 The Dara Singh extravaganza in Mauritius in 1972 was a spectacular event duly covered by MBC Tv.  Dara Singh came to our country with a wonderful group of wrestlers including his brother Randhawa who could be compared to Robin, the alter-ego of Batman.  Other fighters included “Mighty Mongol”, “Mad Monk” and “Sony Alexander”, all these being nicknames.
 Dara Singh gave interviews on television prior to his wrestling matches while insisting that those “make believe” duels were real confrontations.  On a Saturday evening, we (the author and family) patiently waited for the end of the news bulletin to hear that Dara Singh had won by thrashing “Mighty Mongol” through an Indian deadlock.
The Indian deadlock

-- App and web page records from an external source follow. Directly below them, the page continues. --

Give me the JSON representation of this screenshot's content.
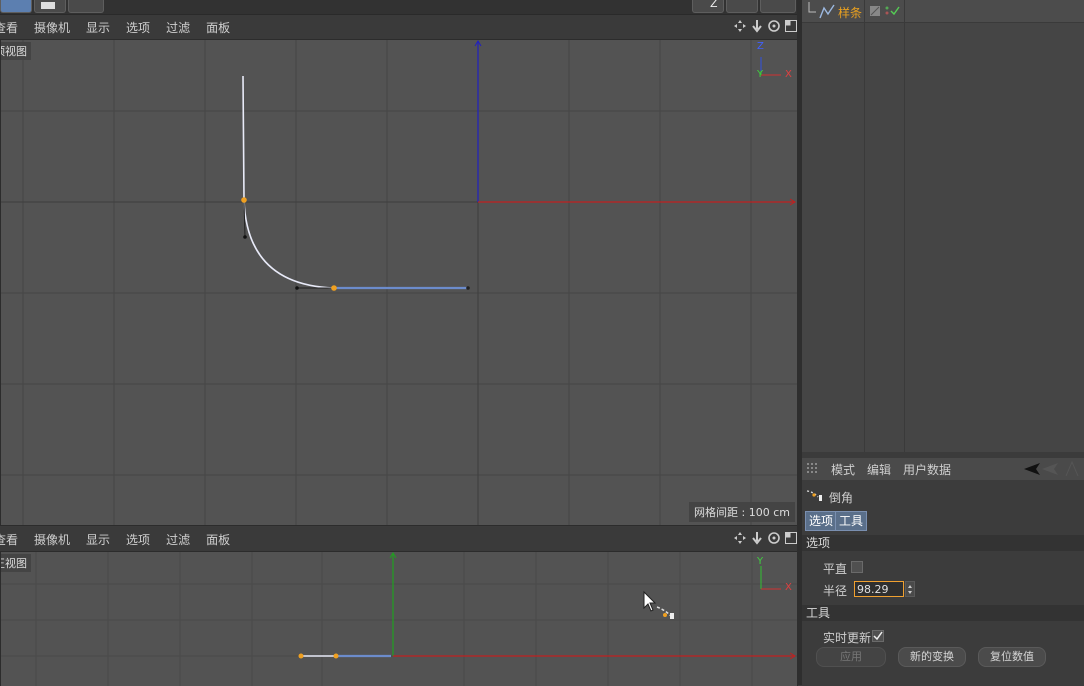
{
  "toolbar": {
    "z_label": "Z"
  },
  "top_view": {
    "menu": [
      "查看",
      "摄像机",
      "显示",
      "选项",
      "过滤",
      "面板"
    ],
    "label": "顶视图",
    "grid_info": "网格间距 : 100 cm",
    "axis_labels": {
      "z": "Z",
      "y": "Y",
      "x": "X"
    }
  },
  "front_view": {
    "menu": [
      "查看",
      "摄像机",
      "显示",
      "选项",
      "过滤",
      "面板"
    ],
    "label": "正视图",
    "axis_labels": {
      "y": "Y",
      "x": "X"
    }
  },
  "object_manager": {
    "object_name": "样条",
    "accent": "#e8a020"
  },
  "attributes": {
    "menu": [
      "模式",
      "编辑",
      "用户数据"
    ],
    "tool_name": "倒角",
    "tabs": [
      "选项",
      "工具"
    ],
    "section_options": "选项",
    "flat_label": "平直",
    "flat_checked": false,
    "radius_label": "半径",
    "radius_value": "98.29 cm",
    "section_tool": "工具",
    "realtime_label": "实时更新",
    "realtime_checked": true,
    "apply_button": "应用",
    "new_transform_button": "新的变换",
    "reset_button": "复位数值"
  }
}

 Dara Singh had a style of his own.  In the closing stages of the games, he usually lifted up the 120-kilo or so opponent with his strong fists, turned him around to neutralise his senses and threw him back on the arena.  Then, Dara Singh would jump over him by bending his knees and completely trap the opponent’s body and legs to disallow him to move.  Ultimately, with a blow-call hit “Dishum Dishum” – the opponent was knocked out.
 As the games pursued, Dara Singh won over Mad Monk and Sony Alexander.  Randhawa, the younger brother, did also very well.  What surprised the audience was that Mongol, with a blood-splashed forehead or Mad Monk with a broken leg, as certified by the ring referee, came back to fight with Randhawa some days later.

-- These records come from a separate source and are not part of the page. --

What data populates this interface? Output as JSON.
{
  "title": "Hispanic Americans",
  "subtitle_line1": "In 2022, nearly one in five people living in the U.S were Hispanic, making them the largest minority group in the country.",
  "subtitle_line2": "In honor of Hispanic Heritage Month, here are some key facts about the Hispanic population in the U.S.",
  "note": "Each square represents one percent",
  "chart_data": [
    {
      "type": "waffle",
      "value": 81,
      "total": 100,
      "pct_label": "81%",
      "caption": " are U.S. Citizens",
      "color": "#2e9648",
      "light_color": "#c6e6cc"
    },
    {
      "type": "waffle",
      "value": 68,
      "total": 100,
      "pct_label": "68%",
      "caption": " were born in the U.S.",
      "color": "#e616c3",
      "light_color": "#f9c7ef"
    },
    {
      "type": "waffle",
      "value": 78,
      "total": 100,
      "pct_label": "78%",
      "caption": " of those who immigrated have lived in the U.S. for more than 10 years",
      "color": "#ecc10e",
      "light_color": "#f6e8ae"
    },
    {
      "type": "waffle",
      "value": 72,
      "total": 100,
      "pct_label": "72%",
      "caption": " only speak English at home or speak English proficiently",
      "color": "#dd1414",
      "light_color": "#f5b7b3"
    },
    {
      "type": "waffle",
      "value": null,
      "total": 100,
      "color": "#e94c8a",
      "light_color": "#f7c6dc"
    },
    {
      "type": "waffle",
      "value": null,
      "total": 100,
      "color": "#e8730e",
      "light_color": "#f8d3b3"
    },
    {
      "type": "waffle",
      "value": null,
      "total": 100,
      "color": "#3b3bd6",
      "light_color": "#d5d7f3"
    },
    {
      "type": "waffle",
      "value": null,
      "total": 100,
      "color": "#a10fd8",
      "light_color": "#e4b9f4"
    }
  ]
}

Both brothers never fought together as Dara Singh clearly voiced out that this was never in his mind.
 A long time after Dara Singh and company left Mauritius, fans could locate Hotel Ambassador and fondly memorise those wonderful moments that their actor and wrestler offered them in their country.

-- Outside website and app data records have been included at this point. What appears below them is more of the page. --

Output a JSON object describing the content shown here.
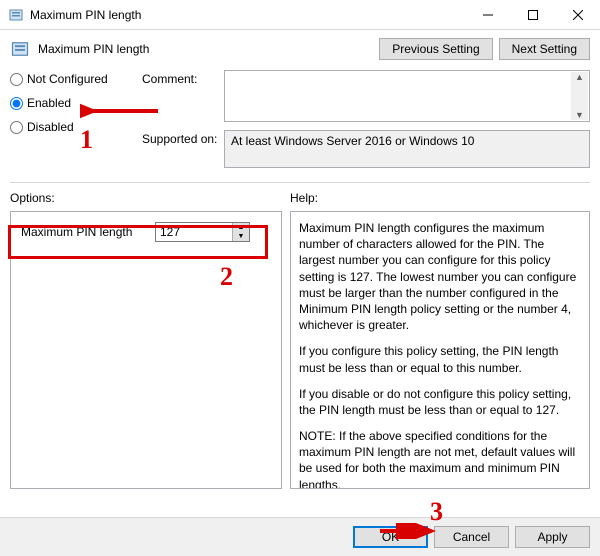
{
  "window": {
    "title": "Maximum PIN length",
    "icon": "policy-icon"
  },
  "header": {
    "title": "Maximum PIN length",
    "previous_btn": "Previous Setting",
    "next_btn": "Next Setting"
  },
  "state": {
    "not_configured": "Not Configured",
    "enabled": "Enabled",
    "disabled": "Disabled",
    "selected": "enabled"
  },
  "comment": {
    "label": "Comment:",
    "value": ""
  },
  "supported": {
    "label": "Supported on:",
    "value": "At least Windows Server 2016 or Windows 10"
  },
  "options": {
    "label": "Options:",
    "pin_length_label": "Maximum PIN length",
    "pin_length_value": "127"
  },
  "help": {
    "label": "Help:",
    "p1": "Maximum PIN length configures the maximum number of characters allowed for the PIN.  The largest number you can configure for this policy setting is 127. The lowest number you can configure must be larger than the number configured in the Minimum PIN length policy setting or the number 4, whichever is greater.",
    "p2": "If you configure this policy setting, the PIN length must be less than or equal to this number.",
    "p3": "If you disable or do not configure this policy setting, the PIN length must be less than or equal to 127.",
    "p4": "NOTE: If the above specified conditions for the maximum PIN length are not met, default values will be used for both the maximum and minimum PIN lengths."
  },
  "footer": {
    "ok": "OK",
    "cancel": "Cancel",
    "apply": "Apply"
  },
  "annotations": {
    "1": "1",
    "2": "2",
    "3": "3"
  }
}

“Lalkar” and “Rustom”
  Although Dara Singh proved to be very popular among children and common cinegoers, there were some significant roles that he played on the big screen.  In “Lalkar” (1971), he immensely appealed to his fans by killing a python in water where as a soldier, he immobilised the snake while his colleagues moved through an ambush.  In 1982, Dara Singh offered a more decent and humane performance in his home-made film “Rustom” which portrayed the rise and decline of a wrestling idol fraught with sentimental problems.  Although “Rustom” flopped on not being a conventional Dara Singh film, it gave a better outlook of a wrestler’s life.
 Dara Singh later shifted to television and got more significant roles which televiewers greatly appreciated.
A legendary group of stuntmen
 Dara Singh teaming with Jairaj and Sheikh Mukhtar formed a trio of legendary stuntmen.  Along with them, cinema developed awesome creativity.  Titles like “Tarzan comes to Delhi”, “Bombay Racecourse”, “Tower House”, etc, gave viewers a chance to see the other side of cinema with drama, titillating suspense and thrills.  In certain films, the Boss (main villain character) tended to be behind the screen from start to the end usually with a pipe at hand.
Dara Singh and his colleagues never dared entering dangerous caves, pulling airplanes and ships, and eventually, getting the boss out of his hideout.  They even tore the muzzle of alligators or crocodiles to the great pleasure of their fans.
Theatres burst into roars with wooden seats flying here and there.  Some Dara Singh movies only accommodated “Premiere”and “parterre” (in front of the screen) seats, balcony seats being reserved for family dramas.  
 Beware, a huge man in a colourful swimsuit and boots enters the scene.  There will be action or simply “ène bon coup batté” with mature viewers lighting cheap and polluting cigarettes and children screaming and widely enjoying every frame.  It’s Dara Singh, and who else!